A 4K image provides an editor with more digital information to manipulate in post. For a Hollywood motion picture and projects involving compositing, that may make sense. However, the majority of working production professionals are not working on Hollywood motion pictures or compositing intensive projects. Most of our production work ends up on the Internet or on television. Occasionally, we’ll see our work on a “big” screen, but for the most part, we have to settle for a 17in laptop or a 60in flat screen. That’s reality. If a 2.6K image is good enough for an 80ft IMAX screen, how can it be inadequate for a smaller screen? From a business perspective, why would I burden my post flow (and storage costs) with 4K when 1080p or 2K recorded in Log C is perfectly adequate for a DaVinci final color correction pass?
Another touted advantage of 4K in post is that an editor can zoom in to an image to reframe it. It is common practice to light, compose and filter close-ups differently from medium or wide shots. So creating close-ups from wide shots that were never intended to be close-ups can be an aesthetic disaster.

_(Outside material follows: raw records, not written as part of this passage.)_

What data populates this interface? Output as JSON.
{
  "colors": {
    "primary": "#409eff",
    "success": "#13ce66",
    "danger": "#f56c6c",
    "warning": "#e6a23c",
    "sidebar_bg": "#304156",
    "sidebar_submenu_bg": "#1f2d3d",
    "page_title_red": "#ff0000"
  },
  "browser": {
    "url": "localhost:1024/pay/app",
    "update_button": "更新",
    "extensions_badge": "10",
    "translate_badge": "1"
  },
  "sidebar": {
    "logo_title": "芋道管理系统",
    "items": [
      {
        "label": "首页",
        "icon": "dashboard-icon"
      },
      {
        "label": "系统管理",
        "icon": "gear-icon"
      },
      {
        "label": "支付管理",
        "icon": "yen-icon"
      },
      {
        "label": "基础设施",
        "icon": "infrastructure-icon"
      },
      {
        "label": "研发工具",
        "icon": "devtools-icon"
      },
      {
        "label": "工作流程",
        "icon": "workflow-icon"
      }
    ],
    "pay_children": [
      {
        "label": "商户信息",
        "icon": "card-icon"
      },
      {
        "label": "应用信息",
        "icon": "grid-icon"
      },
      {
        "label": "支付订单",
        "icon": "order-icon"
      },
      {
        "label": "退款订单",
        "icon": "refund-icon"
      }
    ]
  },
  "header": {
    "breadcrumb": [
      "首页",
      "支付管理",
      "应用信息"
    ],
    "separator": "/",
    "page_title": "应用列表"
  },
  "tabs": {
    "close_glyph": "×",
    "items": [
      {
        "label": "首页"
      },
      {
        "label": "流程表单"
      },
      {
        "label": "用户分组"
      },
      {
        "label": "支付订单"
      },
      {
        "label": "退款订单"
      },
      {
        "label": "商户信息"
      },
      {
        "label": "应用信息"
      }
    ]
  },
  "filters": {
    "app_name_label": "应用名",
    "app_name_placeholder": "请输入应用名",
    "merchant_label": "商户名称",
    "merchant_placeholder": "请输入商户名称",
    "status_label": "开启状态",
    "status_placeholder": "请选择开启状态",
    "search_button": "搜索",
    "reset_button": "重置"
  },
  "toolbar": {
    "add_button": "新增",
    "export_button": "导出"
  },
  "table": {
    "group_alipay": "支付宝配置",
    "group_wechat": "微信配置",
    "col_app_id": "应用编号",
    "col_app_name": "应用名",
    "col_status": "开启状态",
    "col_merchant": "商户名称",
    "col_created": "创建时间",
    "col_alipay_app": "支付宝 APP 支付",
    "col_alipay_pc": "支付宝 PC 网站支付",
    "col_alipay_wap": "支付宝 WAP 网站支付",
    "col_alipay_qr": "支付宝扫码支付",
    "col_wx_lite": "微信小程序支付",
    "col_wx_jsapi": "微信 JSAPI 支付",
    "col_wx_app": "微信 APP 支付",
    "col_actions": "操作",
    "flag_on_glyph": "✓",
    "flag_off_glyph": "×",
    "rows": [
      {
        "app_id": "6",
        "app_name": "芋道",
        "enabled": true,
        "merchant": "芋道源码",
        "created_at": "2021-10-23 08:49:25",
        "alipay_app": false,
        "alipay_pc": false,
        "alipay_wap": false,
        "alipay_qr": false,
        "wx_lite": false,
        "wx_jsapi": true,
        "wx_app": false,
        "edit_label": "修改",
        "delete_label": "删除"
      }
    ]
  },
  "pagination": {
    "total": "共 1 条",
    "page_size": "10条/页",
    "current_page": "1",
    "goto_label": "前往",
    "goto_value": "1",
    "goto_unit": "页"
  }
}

Blu-ray is not 4K. Cable is not 4K. Satellite is not 4K. PCs are not 4K. Mac is not 4K. Over-the-air broadcast is not 4K. For 40-plus years, the FCC mandated a 480i television signal. In 1998, the FCC mandated that by 2006, the United States would go fully digital. (The date was later delayed to 2009.) Broadcasters have been slowly updating their digital wares and are still getting up to speed with FCC high-definition requirements. There is no mention by the FCC of a 4K broadcast requirement in the United States in the future and even if there were mention, it would likely be a decade down the road.
4K is great for Hollywood motion-picture production, 8K will be better for production and 100K even better after that. It makes sense for Hollywood to pursue the high end of footage acquisition because of the enormous money that’s being invested in motion picture work. I get that.
"Star Wars," "The Godfather," "Silence of the Lambs" and other blockbuster movies are a part of our culture. As much as we would all like to think that what we are shooting is archive-worthy, right up there with our favorite cinematic experiences, the truth is a little different. Usually, footage has a life span of three to five years and then dates itself by wardrobe, changes in personnel, or other elements of clients’ organizations or whatever else gives a client the reason to shoot new footage. 4K cannot change any of that to age-proof footage.
Until a producer or client calls and asks specifically for a 4K camera, there appears to be no real reason to have one for most video production professionals. The limited merit does not justify the cost.
About the author: John Bourbonais is a cinematographer and owner of an Arri Alexa, three-ton grip truck and a production facility located in Colorado Springs, CO. His work and an overview of his company can be found at www.bsphd.com.